## REQUIRED WORK
Reproduce the records in full. Alter nothing.

## INPUT RECORDS
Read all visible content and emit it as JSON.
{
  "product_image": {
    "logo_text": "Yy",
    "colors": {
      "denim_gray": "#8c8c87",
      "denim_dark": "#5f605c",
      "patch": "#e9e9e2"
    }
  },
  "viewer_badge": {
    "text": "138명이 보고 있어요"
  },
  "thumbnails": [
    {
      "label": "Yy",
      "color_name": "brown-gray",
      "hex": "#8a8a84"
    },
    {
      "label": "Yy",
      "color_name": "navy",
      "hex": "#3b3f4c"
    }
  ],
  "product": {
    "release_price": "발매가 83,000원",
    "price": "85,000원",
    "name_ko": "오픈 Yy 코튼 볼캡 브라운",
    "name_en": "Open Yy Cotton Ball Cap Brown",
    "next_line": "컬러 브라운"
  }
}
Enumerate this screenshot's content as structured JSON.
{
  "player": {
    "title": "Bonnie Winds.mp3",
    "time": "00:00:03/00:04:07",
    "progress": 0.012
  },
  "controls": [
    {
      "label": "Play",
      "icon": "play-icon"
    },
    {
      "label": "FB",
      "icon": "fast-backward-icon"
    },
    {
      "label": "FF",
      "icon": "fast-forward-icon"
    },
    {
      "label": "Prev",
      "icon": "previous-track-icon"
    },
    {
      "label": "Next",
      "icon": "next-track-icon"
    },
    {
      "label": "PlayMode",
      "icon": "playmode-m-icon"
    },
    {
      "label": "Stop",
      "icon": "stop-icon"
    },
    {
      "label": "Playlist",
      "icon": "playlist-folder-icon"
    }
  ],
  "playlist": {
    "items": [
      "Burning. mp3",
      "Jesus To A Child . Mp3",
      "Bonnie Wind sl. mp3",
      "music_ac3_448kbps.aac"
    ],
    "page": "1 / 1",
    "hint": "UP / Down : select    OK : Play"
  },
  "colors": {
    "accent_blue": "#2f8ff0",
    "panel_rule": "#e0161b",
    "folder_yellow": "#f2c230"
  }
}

## ANSWER AREA
Read all visible content and emit it as JSON.
{
  "product_image": {
    "logo_text": "Yy",
    "colors": {
      "denim_gray": "#8c8c87",
      "denim_dark": "#5f605c",
      "patch": "#e9e9e2"
    }
  },
  "viewer_badge": {
    "text": "138명이 보고 있어요"
  },
  "thumbnails": [
    {
      "label": "Yy",
      "color_name": "brown-gray",
      "hex": "#8a8a84"
    },
    {
      "label": "Yy",
      "color_name": "navy",
      "hex": "#3b3f4c"
    }
  ],
  "product": {
    "release_price": "발매가 83,000원",
    "price": "85,000원",
    "name_ko": "오픈 Yy 코튼 볼캡 브라운",
    "name_en": "Open Yy Cotton Ball Cap Brown",
    "next_line": "컬러 브라운"
  }
}
Enumerate this screenshot's content as structured JSON.
{
  "player": {
    "title": "Bonnie Winds.mp3",
    "time": "00:00:03/00:04:07",
    "progress": 0.012
  },
  "controls": [
    {
      "label": "Play",
      "icon": "play-icon"
    },
    {
      "label": "FB",
      "icon": "fast-backward-icon"
    },
    {
      "label": "FF",
      "icon": "fast-forward-icon"
    },
    {
      "label": "Prev",
      "icon": "previous-track-icon"
    },
    {
      "label": "Next",
      "icon": "next-track-icon"
    },
    {
      "label": "PlayMode",
      "icon": "playmode-m-icon"
    },
    {
      "label": "Stop",
      "icon": "stop-icon"
    },
    {
      "label": "Playlist",
      "icon": "playlist-folder-icon"
    }
  ],
  "playlist": {
    "items": [
      "Burning. mp3",
      "Jesus To A Child . Mp3",
      "Bonnie Wind sl. mp3",
      "music_ac3_448kbps.aac"
    ],
    "page": "1 / 1",
    "hint": "UP / Down : select    OK : Play"
  },
  "colors": {
    "accent_blue": "#2f8ff0",
    "panel_rule": "#e0161b",
    "folder_yellow": "#f2c230"
  }
}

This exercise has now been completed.